Luckily, researchers know more than ever before about the warning signs that students are headed for dropping out, as well as the dangerous shoals upon which they often stumble—especially, the transitions to middle and high school.
The Cumulative Promotion Index (CPI) used to measure graduation rates in this report estimates the percent of 9th grade students who will receive a high school diploma four school years later. Multiplying the CPI for 2002-03 by the number of 9th graders enrolled that year, we can project the expected number of graduates and nongraduates for the 2005-06 school year.
4 million 9th graders in 2002-03 x 69.6% CPI = 2.8 million graduates in 2005-06.
4 million 9th graders - 2.8 million graduates = 1.2 million nongraduates.
We performed similar projections for specific racial and ethnic groups. That analysis shows that members of racial and ethnic minorities make up more than half of nongraduates, even though minorities account for less than half of the total public high school population. This overrepresentation of minorities among nongraduates results from their much lower graduation rates compared with those of their non-Hispanic white peers.

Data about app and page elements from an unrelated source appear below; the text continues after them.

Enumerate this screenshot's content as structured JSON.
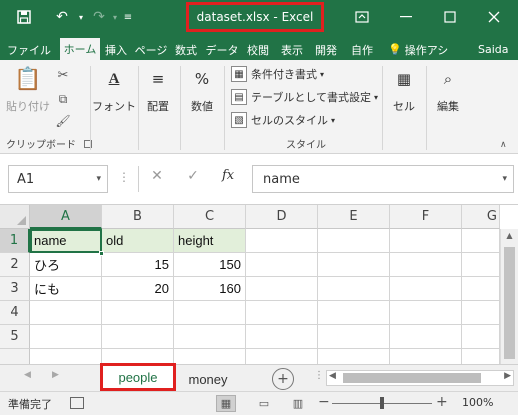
{
  "app": {
    "window_title": "dataset.xlsx - Excel",
    "accent_color": "#217346",
    "highlight_color": "#e0201f"
  },
  "ribbon_tabs": [
    {
      "label": "ファイル",
      "active": false
    },
    {
      "label": "ホーム",
      "active": true
    },
    {
      "label": "挿入",
      "active": false
    },
    {
      "label": "ページ",
      "active": false
    },
    {
      "label": "数式",
      "active": false
    },
    {
      "label": "データ",
      "active": false
    },
    {
      "label": "校閲",
      "active": false
    },
    {
      "label": "表示",
      "active": false
    },
    {
      "label": "開発",
      "active": false
    },
    {
      "label": "自作",
      "active": false
    }
  ],
  "search_label": "操作アシ",
  "user_name": "Saida",
  "ribbon": {
    "paste_label": "貼り付け",
    "clipboard_group": "クリップボード",
    "font_label": "フォント",
    "align_label": "配置",
    "number_label": "数値",
    "cond_format": "条件付き書式",
    "table_format": "テーブルとして書式設定",
    "cell_styles": "セルのスタイル",
    "styles_group": "スタイル",
    "cells_label": "セル",
    "edit_label": "編集"
  },
  "formula_bar": {
    "name_box": "A1",
    "content": "name",
    "fx": "fx"
  },
  "grid": {
    "columns": [
      "A",
      "B",
      "C",
      "D",
      "E",
      "F",
      "G"
    ],
    "rows": [
      "1",
      "2",
      "3",
      "4",
      "5"
    ],
    "cells": [
      [
        "name",
        "old",
        "height"
      ],
      [
        "ひろ",
        "15",
        "150"
      ],
      [
        "にも",
        "20",
        "160"
      ]
    ],
    "selected_cell": "A1"
  },
  "sheets": {
    "active": "people",
    "others": [
      "money"
    ]
  },
  "status": {
    "ready_text": "準備完了",
    "zoom": "100%"
  }
}
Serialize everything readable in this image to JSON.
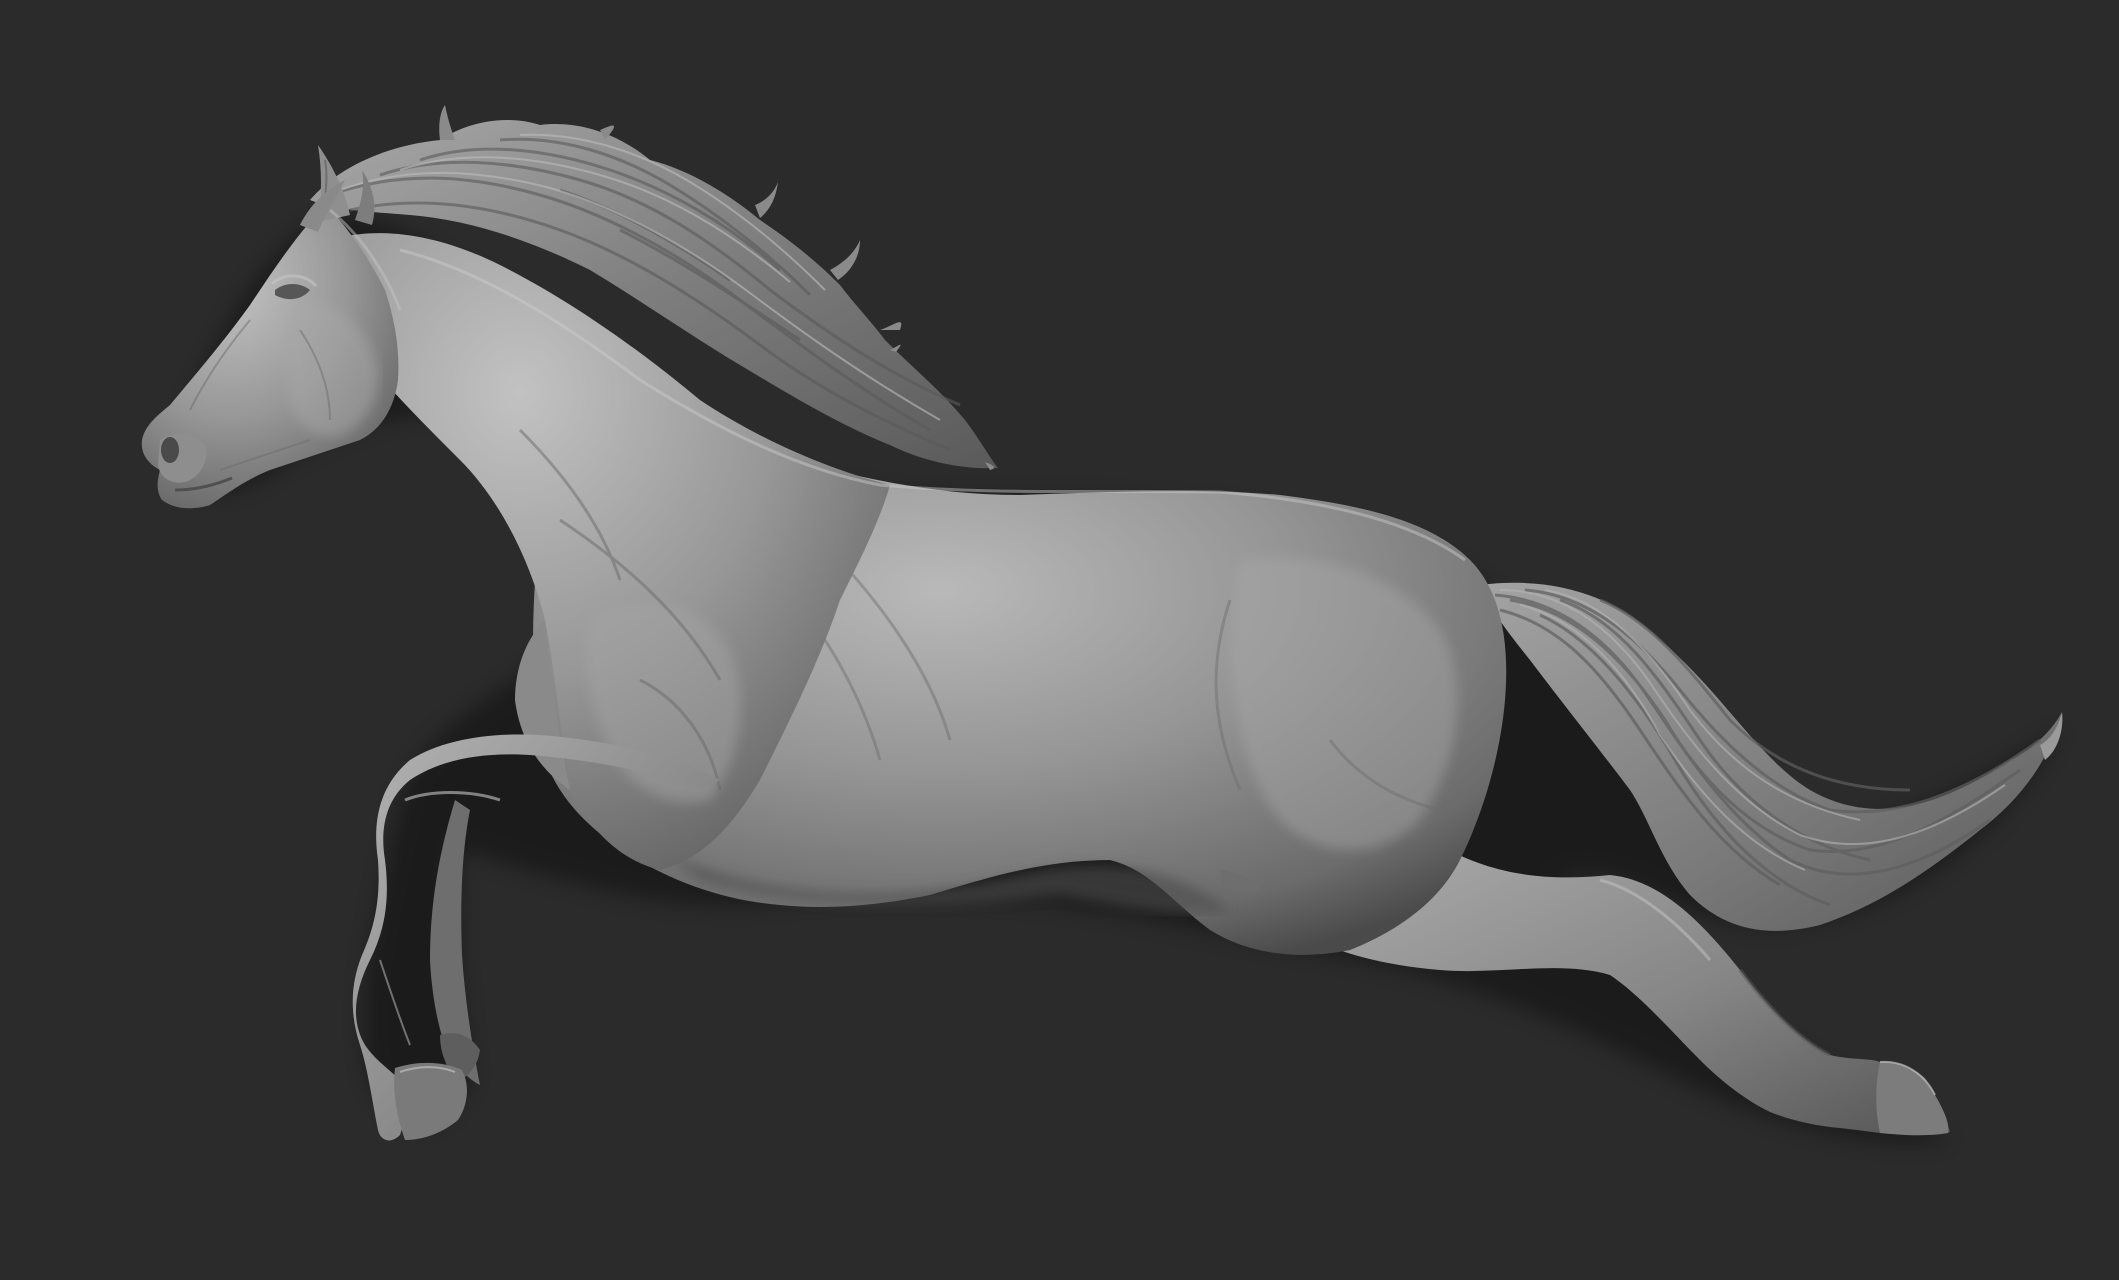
{
  "scene": {
    "subject": "horse-relief-sculpt",
    "background_color": "#2b2b2c",
    "material_color": "#8f8f8f",
    "highlight_color": "#c4c4c4",
    "shadow_color": "#3f3f3f"
  }
}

*Click image to see the full chart.
Growing recognition of the importance of earning a high school diploma, while meeting high standards, also has brought a surge of national efforts to address the problem.
In December 2005, the governors of the 50 states and leaders of 12 national organizations signed a compact in which they agreed to adopt a common definition for the high school graduation rate.
“Most folks hope this will be a first step toward eventually having meaningful accountability for improving graduation rates,” says Losen of the Civil Rights Project.
Since then, 10 national groups have teamed up to launch the Data Quality Campaign, designed to help states improve the collection, availability, and use of high-quality education data.
Achieve Inc., a Washington-based policy group formed by governors and corporate leaders, is working with 22 states to better prepare all high school students for college and careers. It also is working with three states—Indiana, Kentucky, and Massachusetts—as well as a district in each of those states, to learn more about what states can do to raise graduation rates while maintaining high expectations for students.
That’s particularly important given concerns that requiring students to pass exit or end-of-course tests to earn a diploma could encourage more students to drop out. Some recent studies suggest that to be the case, although the research remains inconclusive.
“We know that there’s pushback or concern that raising graduation requirements will inevitably lead more kids to drop out,” says Michael Cohen, the president of Achieve. “We don’t think that is or has to be true. And, in any event, the challenge facing the country is to do both.”
Vol. 25, Issue 41S, Pages 5-6, 10-11Published in Print: June 22, 2006, as The Down Staircase